Aim of the task: Search the listing below for the string "Requirement" and show each line that contains it.

Data:
□ □ □ □ □ □ □

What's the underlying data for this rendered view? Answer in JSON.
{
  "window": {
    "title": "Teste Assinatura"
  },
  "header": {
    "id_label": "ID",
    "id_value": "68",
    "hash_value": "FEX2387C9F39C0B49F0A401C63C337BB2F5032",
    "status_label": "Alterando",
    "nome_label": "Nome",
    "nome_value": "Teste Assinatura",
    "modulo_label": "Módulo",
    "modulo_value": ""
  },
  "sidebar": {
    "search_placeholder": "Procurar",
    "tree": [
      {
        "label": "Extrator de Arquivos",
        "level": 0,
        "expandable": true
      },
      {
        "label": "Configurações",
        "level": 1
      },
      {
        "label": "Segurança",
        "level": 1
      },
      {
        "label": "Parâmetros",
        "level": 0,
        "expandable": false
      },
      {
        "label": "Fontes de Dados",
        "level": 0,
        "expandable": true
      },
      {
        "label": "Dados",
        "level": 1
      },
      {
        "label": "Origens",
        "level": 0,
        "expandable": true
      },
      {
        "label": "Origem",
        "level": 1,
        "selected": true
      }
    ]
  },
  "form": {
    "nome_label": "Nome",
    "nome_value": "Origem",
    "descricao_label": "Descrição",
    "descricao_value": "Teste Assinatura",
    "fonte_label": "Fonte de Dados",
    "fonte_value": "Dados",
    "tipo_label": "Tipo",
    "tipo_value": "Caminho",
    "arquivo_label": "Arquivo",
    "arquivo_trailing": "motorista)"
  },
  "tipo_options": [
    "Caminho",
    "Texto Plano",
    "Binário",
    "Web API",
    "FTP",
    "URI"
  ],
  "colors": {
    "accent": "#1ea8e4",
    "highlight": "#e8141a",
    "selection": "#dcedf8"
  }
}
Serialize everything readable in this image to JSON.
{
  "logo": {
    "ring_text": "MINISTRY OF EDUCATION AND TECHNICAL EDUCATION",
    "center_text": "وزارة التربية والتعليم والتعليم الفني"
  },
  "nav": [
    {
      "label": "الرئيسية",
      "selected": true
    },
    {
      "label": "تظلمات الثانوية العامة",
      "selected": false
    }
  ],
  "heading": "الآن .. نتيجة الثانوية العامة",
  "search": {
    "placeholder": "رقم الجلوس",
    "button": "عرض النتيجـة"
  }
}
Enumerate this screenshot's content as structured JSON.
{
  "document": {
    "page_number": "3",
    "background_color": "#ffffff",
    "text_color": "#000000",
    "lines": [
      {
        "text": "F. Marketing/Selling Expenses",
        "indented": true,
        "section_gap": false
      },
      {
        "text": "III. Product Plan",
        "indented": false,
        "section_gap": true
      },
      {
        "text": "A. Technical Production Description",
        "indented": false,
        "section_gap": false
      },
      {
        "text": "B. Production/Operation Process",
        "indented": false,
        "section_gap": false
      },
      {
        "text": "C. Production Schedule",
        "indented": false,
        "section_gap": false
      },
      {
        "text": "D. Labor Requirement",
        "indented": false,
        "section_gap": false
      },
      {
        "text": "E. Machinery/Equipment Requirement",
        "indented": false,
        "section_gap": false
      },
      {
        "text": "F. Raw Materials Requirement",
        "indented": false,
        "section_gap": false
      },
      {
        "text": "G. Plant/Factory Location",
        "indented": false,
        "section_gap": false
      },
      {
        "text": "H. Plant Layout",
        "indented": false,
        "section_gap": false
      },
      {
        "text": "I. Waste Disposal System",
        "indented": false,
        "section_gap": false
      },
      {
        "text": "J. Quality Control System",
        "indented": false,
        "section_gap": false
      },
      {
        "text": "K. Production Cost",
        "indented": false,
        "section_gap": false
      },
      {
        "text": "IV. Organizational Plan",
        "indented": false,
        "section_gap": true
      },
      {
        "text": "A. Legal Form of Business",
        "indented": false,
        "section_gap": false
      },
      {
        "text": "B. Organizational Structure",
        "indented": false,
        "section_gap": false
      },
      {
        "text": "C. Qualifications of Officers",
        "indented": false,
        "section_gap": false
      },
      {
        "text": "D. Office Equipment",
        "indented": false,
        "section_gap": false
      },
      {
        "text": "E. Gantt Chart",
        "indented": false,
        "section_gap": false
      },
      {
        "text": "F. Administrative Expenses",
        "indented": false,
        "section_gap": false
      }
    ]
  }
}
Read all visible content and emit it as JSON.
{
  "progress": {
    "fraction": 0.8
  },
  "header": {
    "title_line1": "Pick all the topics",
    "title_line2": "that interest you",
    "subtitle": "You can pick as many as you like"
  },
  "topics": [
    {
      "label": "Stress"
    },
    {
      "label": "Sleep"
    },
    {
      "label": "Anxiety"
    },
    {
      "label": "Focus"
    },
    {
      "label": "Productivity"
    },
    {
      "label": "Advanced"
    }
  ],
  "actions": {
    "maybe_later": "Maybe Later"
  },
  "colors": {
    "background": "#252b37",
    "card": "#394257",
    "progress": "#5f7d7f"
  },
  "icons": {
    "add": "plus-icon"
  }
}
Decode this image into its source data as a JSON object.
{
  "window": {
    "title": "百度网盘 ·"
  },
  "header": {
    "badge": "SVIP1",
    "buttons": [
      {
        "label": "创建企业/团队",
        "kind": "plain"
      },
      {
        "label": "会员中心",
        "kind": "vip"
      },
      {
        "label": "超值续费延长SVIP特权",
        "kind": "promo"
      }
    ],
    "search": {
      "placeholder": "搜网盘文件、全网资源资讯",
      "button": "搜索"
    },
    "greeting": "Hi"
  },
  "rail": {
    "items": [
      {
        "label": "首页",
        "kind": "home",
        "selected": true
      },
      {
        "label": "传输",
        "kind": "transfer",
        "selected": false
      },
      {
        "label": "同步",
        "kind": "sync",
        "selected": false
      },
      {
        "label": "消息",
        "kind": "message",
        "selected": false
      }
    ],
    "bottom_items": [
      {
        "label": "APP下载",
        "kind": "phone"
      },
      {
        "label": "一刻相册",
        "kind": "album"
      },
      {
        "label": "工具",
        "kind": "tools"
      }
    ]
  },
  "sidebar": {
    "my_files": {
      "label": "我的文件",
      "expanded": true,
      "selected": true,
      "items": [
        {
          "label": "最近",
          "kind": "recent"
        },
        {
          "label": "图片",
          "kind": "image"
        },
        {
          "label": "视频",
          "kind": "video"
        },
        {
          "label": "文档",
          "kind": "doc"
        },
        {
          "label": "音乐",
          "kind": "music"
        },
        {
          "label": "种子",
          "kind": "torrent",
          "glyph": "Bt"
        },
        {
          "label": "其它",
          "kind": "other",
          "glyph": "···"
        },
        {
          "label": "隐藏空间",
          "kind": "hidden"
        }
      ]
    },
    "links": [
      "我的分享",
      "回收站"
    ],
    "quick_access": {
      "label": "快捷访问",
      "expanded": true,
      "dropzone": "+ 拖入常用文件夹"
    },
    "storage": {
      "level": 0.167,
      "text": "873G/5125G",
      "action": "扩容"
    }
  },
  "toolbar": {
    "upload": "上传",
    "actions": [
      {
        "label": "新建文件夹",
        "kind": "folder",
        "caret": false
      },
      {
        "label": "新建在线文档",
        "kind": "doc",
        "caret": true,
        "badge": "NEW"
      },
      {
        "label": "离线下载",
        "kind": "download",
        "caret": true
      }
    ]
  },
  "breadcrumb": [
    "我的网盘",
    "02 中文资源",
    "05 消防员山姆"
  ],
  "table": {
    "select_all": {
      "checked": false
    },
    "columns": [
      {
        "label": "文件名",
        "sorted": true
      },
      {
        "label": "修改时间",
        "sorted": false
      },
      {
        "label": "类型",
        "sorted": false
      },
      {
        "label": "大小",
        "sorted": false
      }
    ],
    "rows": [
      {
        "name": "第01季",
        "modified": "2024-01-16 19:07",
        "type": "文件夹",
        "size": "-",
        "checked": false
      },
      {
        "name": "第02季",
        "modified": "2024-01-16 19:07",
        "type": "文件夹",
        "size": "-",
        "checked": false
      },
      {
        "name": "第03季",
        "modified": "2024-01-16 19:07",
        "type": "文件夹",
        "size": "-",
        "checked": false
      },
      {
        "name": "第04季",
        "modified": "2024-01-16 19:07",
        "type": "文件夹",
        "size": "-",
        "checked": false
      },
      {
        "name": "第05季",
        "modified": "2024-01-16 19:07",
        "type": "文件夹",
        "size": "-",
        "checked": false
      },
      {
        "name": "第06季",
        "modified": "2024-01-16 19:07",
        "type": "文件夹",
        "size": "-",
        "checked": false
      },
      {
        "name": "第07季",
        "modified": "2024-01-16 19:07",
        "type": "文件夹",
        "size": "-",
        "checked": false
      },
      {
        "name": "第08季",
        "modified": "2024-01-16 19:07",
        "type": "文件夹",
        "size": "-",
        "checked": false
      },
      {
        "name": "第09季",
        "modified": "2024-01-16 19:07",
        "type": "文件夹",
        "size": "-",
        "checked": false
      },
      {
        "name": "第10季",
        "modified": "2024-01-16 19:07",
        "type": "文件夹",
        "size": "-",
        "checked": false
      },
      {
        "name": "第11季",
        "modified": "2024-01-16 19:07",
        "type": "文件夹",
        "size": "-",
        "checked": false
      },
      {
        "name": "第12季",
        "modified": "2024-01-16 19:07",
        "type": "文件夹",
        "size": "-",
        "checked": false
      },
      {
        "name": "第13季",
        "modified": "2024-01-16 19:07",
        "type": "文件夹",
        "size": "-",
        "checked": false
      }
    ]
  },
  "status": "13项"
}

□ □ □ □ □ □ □

Exercise output:
        "text": "D. Labor Requirement",
        "text": "E. Machinery/Equipment Requirement",
        "text": "F. Raw Materials Requirement",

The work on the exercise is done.